So far, no generic has yet been launched. However, the reprieve will definitely end when the patent expires in September - if not sooner.
Analysts believe that Mylan believes in a stand-alone strategy, which is one of the main reasons why the company has opposed Teva's move.
"Its proposed acquisition of Perrigo represented a defensive play against a possible hostile takeover. The potential Teva-Mylan combination has been seen to be without sound industrial logic or cultural fit. There would be a significant overlap in the companies' businesses and there could be issues of anti-trust regulatory clearances," commented Mr Zeppetelli.
On April 21, 2015, Mr Erez Vigodman, Teva's president and CEO addressed a letter to Mr Robert J Coury, executive chairman, Mylan, explaining how this deal would benefit Mylan's stakeholders.
"This transaction is unique in what it accomplishes for Mylan stockholders: a meaningful upfront premium, significant and immediate cash consideration and liquidity, as well as ownership in a leading global pharmaceuticals company from which they can benefit from the upside created by our combination. These benefits are not available to Mylan stockholders in the proposed acquisition of Perrigo or its stand-alone strategy," it read.
Teva's Indian target?
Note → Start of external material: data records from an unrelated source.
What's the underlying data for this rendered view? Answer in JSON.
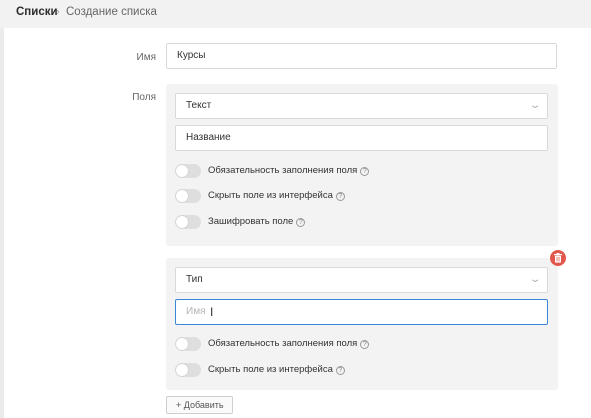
{
  "breadcrumb": {
    "parent": "Списки",
    "separator": "›",
    "current": "Создание списка"
  },
  "form": {
    "name_label": "Имя",
    "name_value": "Курсы",
    "fields_label": "Поля"
  },
  "fields": [
    {
      "type": "Текст",
      "name_value": "Название",
      "toggles": [
        {
          "label": "Обязательность заполнения поля",
          "on": false
        },
        {
          "label": "Скрыть поле из интерфейса",
          "on": false
        },
        {
          "label": "Зашифровать поле",
          "on": false
        }
      ]
    },
    {
      "type": "Тип",
      "name_placeholder": "Имя",
      "toggles": [
        {
          "label": "Обязательность заполнения поля",
          "on": false
        },
        {
          "label": "Скрыть поле из интерфейса",
          "on": false
        }
      ]
    }
  ],
  "help_glyph": "?",
  "add_button": "+ Добавить",
  "colors": {
    "accent": "#3b86d6",
    "danger": "#e2574c"
  },
  "icons": {
    "chevron": "chevron-down-icon",
    "delete": "trash-icon",
    "help": "question-circle-icon"
  }
}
If Teva's eyes were to fall on an Indian pharma company, analysts believe that a potential candidate would be Mumbai-based drugmaker Cipla, which could be a way of expanding Teva's reach to South America, as shown by Cipla's recent acquisition of Duomed Produtos Farmaceuticos, a two-year-old importer and distributor of pharma products in Brazil.